- You’re already in the weeds. The best thing about having two under two? Life is still so chaotic, you might as well keep it coming. The hardest part about having kids three or more years apart is that you actually saw the light at the end of the hard-a$$ tunnel you’re digging. And it looked so bright (you saw freedom and ease, OMG!). But then you go back to the beginning all over again, and it feels like total torture. But since George isn’t even two, you’re probably not sleeping soundly every night, you’re probably still changing diapers and working around nap schedules. So just keep it going. It will all be over soon enough, and when it is, you’ll actually feel like it only lasted a minute. > Get more tips on transitioning your toddler to a new baby
- You have great hired help, use this wisely. And by wisely, I mean, have your nanny watch the baby so you can have 1-1 time with your oldest again. Ask people to make dinner and do the laundry, so you can really rest. Hire a night nurse. No need to be a martyr here. You’re a princess, use some royal powers and get some help. (The same goes for all you commoners. Remember #PrincessesAreJustLikeUs)
- Having one baby will seem like the easiest thing ever. Nursing in public? No bigs. Now, you’ll probably be seen nursing the baby while pushing George on a swing. It’s sorta insane how much you realize you can do once you have your first baby – and you’ll just keep surprising yourself. Soon, taking two to the grocery store (I’m assuming you pick your own produce, Princess?!) is the chore, but it’s no big deal to take one. It’s all retrospect, and your pre-2 life will suddenly seem so simple.
- This is your chance to train your first to be more independent. So here’s the one thing I didn’t do. I still made such a fuss over my first when his sister was born, fearing he might blame her for feeling a dip in devotion, that he is now an attention-seeking, people-needing (yet amazing!) 6-year old. He hates being alone, while his sister will play independently for hours. It’s a classic first-world/first-child issue that you might be able to break early. Give your first “jobs” to do around the house. Set a timer for 5-10 minutes for him to play alone. And his creativity, autonomy and self-discipline will be better for it.
Princess or not, if you are reading this and will soon be having a baby, I wish you a huge congratulations. I now have three children, and venturing to have my second was the hardest, emotionally.
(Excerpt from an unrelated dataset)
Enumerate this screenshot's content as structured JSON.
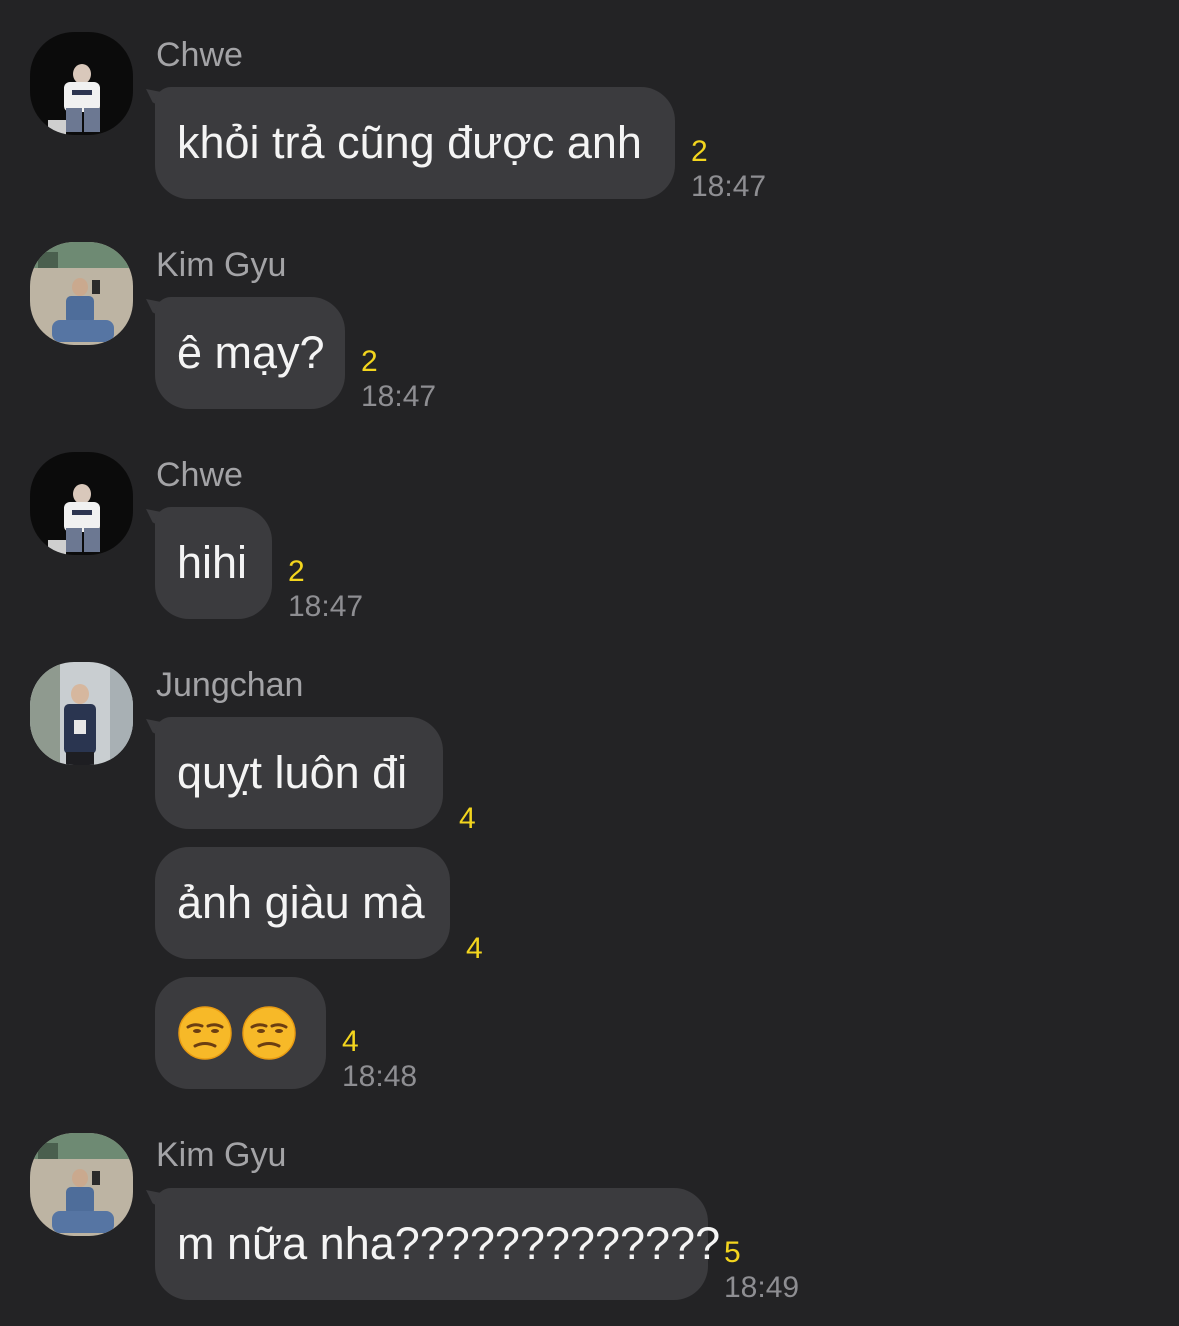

Just remember that you are probably giving your child one of the best gifts they never knew they wanted.
I hope these tips help, and I encourage all readers to share any tips you’ve learned while growing your family.